With 4,700 emissaries in 100 countries—most recently setting up shop in Uganda—the Chabad-Lubavitch movement has grown exponentially thanks to the dissemination of its late leader’s teachings, the emissaries’ dedication, and the transference of the passion to spread Jewish life to the next generation. At the same time, the movement’s ascent “defies logic,” says Brandeis University’s Prof. Mark Rosen, who recently completed a study of Chabad’s campus programs.
When the online retail giant Amazon recently entered Israel’s high-tech ecosystem, it was far from business as usual in the “start-up nation.”As the conglomerate began attracting top Israeli programmers with aggressive hiring tactics and unusually high salary offerings, industry experts initiated calls for the Jewish state to expand its pool of highly skilled technology talent—which is becoming an increasingly scarce resource despite the country’s well-known penchant for innovation.
Bal Harbour, Fla., is best known as a popular destination for snowbirds.
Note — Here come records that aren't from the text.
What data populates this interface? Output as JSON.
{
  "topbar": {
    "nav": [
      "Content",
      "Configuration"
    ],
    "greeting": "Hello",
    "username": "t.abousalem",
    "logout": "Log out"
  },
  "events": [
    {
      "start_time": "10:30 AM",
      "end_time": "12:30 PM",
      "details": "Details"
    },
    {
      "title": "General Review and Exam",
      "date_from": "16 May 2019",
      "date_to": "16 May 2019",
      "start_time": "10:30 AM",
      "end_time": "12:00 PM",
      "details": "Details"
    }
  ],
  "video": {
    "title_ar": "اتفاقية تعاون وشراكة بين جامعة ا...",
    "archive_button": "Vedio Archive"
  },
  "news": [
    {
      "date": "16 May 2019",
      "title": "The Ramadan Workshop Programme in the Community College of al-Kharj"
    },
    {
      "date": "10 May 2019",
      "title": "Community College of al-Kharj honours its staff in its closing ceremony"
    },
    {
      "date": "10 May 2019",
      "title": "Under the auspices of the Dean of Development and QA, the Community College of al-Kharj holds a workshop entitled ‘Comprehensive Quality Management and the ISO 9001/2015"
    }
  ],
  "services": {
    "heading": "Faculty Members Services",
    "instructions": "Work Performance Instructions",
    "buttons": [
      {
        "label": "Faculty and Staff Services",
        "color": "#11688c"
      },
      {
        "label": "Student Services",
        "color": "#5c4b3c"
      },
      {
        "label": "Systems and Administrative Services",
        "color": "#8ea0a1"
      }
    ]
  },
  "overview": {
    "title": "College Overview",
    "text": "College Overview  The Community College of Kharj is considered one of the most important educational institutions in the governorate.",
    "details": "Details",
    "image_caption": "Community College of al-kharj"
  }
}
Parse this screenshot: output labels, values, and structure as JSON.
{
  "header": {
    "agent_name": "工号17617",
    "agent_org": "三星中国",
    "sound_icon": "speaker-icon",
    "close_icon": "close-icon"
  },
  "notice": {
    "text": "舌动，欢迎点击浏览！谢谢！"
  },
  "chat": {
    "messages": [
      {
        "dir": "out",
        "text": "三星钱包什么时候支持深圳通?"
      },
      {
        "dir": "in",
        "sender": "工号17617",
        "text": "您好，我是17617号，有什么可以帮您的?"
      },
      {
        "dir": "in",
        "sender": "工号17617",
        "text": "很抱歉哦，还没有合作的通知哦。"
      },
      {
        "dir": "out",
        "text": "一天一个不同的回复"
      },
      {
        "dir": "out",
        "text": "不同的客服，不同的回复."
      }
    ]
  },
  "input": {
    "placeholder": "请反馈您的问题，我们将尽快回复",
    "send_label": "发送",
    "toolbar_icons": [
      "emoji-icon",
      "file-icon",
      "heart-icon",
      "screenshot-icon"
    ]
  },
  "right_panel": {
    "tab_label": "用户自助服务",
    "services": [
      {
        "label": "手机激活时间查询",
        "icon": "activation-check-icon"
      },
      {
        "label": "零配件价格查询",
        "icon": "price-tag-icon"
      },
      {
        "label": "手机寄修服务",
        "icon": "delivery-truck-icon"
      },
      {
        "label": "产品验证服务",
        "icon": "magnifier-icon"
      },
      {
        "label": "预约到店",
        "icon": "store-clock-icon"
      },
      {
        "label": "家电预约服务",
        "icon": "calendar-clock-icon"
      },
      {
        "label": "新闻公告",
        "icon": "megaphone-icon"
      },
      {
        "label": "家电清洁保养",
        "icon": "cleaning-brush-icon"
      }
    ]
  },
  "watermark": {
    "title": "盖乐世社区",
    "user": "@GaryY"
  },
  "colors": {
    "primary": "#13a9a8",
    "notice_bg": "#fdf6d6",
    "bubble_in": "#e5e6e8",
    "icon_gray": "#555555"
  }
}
With a population ranging from 2,500-8,000, depending on the time of the year, it’s hard to believe that this small oceanside village, 30 minutes north of Miami, is now a national leader in combating anti-Semitism. On Nov. 21, Bal Harbour’s Village Council passed a measure that adopted the State Department’s definition of anti-Semitism.
United by a common need to analyze huge quantities of streaming data, the Israeli Air Force (IAF), Google, Facebook and other high-tech firms came together in Herzliya last week to share lessons and insights. “We are in a new world,” Col. Shai, head of the IAF’s Information and Communications Technology Department, told JNS.org. “The Israel Defense Forces and IAF have a big technological gap to fill when it comes to catching up with the civilian world, and bringing this technology to the military world.”
Americans have good reason to be skeptical of Saudi Arabia. But the Saudis are right to alert President Donald Trump to the need to get over his foolish notions about Russia and recommit to holding the line against Iran. If Trump fails to listen to them, the price paid by the U.S. and its allies could be higher than he thinks, writes JNS.org Opinion Editor Jonathan S. Tobin.